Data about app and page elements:

------------------------------------

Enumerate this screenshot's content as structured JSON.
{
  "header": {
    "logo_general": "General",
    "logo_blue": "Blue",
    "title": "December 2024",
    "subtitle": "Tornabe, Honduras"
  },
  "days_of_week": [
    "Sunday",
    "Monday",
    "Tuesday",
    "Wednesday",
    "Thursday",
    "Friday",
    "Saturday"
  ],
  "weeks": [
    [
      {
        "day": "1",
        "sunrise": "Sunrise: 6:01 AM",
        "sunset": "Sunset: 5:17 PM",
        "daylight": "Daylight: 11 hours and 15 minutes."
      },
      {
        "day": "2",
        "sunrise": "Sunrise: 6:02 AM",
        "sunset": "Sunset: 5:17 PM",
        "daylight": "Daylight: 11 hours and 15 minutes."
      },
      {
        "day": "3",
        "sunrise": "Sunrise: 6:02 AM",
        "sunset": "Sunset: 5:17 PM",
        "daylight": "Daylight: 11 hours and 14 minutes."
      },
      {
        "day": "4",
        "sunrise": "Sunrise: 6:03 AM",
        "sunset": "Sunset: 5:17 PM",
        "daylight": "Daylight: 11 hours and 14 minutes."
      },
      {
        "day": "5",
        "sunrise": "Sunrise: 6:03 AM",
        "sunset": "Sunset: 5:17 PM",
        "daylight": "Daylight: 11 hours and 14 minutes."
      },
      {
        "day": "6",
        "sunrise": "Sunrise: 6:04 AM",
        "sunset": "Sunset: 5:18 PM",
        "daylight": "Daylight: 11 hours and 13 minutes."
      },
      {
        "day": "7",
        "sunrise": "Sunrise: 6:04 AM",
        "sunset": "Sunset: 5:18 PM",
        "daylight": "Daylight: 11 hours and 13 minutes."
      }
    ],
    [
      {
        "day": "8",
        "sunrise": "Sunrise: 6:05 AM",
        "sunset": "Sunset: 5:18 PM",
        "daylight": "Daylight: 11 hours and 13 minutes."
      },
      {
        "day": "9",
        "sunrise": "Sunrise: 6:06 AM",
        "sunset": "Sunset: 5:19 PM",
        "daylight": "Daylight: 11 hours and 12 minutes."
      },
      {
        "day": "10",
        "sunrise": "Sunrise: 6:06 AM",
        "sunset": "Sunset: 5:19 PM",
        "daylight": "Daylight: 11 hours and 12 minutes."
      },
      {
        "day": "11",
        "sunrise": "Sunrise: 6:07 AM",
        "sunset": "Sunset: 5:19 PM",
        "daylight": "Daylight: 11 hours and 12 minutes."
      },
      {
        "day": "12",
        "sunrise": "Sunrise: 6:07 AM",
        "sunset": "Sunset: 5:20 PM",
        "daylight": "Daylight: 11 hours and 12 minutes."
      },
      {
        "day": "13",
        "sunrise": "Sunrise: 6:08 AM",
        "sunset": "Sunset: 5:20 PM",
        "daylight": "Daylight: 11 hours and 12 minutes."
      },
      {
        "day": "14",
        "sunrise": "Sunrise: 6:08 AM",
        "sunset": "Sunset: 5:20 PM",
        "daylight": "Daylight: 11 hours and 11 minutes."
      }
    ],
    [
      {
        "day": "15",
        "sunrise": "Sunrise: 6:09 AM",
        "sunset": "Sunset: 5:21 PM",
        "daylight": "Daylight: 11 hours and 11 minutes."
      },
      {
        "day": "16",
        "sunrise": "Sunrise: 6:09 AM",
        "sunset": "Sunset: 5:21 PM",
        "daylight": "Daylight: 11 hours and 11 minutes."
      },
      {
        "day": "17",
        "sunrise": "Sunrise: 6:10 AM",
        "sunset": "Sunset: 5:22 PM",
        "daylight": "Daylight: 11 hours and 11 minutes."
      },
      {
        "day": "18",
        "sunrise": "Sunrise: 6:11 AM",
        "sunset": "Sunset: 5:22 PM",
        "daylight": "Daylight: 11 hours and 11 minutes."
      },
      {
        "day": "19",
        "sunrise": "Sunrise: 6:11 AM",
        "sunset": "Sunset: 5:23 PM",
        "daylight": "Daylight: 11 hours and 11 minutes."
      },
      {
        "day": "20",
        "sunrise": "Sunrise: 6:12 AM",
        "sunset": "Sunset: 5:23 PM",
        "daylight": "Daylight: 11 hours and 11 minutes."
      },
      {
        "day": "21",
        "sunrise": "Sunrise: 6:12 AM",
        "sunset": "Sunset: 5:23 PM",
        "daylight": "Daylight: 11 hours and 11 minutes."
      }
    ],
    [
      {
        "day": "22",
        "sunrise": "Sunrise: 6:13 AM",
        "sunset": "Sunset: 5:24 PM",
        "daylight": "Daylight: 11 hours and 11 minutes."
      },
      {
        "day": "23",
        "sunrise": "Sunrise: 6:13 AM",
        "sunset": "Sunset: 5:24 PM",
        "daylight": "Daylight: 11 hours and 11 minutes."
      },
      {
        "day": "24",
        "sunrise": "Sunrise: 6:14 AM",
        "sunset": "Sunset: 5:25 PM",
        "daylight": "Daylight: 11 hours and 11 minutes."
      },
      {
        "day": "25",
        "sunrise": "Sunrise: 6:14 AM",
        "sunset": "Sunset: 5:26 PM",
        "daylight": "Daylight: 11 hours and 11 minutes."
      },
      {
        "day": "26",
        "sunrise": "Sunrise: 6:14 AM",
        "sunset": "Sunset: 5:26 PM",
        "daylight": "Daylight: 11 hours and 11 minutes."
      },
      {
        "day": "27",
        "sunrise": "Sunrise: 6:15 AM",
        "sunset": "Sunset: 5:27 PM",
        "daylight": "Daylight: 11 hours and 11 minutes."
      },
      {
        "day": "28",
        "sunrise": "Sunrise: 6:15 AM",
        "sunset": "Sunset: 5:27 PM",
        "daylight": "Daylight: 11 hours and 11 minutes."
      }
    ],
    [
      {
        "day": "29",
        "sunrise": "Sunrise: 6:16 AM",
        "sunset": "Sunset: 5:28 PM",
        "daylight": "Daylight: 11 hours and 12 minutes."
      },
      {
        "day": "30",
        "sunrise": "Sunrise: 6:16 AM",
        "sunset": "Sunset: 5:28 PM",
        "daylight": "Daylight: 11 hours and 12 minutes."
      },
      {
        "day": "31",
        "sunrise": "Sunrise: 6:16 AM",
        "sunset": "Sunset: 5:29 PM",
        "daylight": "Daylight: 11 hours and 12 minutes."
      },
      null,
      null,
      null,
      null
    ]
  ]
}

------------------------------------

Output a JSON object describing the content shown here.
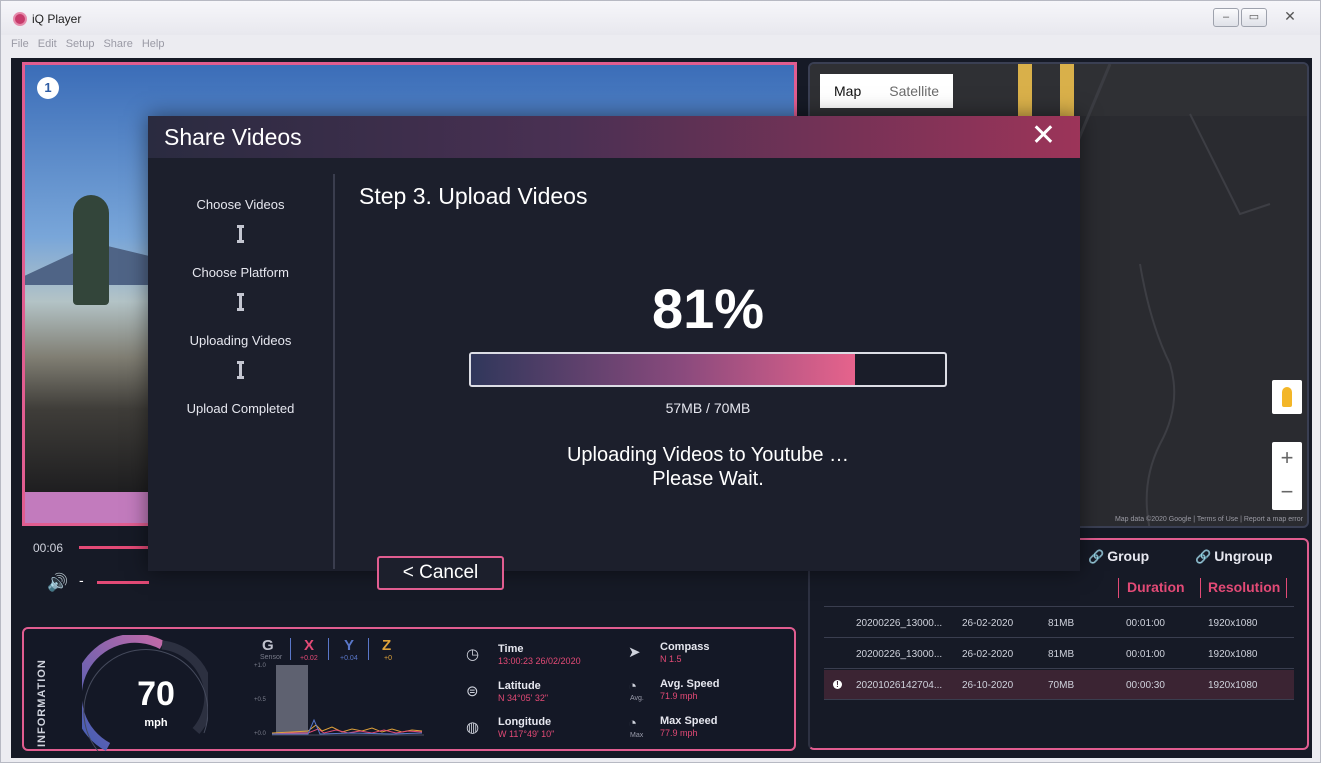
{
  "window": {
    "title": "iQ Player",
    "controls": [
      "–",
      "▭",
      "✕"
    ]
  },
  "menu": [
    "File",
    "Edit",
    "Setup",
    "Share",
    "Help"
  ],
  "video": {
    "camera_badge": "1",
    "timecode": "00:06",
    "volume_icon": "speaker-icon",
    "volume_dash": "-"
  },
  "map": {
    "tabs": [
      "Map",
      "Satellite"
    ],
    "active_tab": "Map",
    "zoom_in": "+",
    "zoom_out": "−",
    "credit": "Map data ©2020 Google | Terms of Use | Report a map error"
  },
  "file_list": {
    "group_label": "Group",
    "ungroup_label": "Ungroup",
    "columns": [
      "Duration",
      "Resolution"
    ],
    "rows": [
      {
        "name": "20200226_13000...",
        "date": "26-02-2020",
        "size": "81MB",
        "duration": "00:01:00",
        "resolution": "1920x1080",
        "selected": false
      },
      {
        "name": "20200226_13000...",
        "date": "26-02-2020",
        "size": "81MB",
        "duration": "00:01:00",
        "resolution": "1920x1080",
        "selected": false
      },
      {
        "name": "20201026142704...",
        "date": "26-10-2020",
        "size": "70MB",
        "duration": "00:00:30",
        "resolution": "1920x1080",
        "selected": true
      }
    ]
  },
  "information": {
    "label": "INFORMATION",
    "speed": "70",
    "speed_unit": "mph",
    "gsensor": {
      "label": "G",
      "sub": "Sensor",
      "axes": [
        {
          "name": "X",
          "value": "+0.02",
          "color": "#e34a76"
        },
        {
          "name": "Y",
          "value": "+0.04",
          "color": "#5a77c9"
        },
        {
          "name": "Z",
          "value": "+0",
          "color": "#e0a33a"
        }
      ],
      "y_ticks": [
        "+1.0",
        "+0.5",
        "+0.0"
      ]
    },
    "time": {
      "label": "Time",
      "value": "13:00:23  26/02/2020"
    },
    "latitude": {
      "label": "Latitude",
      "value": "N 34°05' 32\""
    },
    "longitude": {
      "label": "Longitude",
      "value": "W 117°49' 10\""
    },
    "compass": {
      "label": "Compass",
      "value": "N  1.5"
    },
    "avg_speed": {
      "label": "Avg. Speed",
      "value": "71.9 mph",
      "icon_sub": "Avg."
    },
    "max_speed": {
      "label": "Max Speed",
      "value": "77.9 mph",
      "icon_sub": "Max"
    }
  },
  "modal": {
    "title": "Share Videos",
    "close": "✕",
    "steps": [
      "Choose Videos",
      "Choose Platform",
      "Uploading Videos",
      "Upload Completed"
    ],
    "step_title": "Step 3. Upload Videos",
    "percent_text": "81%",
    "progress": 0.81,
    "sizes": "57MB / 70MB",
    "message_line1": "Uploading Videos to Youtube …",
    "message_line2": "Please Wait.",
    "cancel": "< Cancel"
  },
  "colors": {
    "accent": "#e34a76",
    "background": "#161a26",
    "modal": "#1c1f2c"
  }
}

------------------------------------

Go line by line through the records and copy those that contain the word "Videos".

    "title": "Share Videos",
      "Choose Videos",
      "Uploading Videos",
    "step_title": "Step 3. Upload Videos",
    "message_line1": "Uploading Videos to Youtube …",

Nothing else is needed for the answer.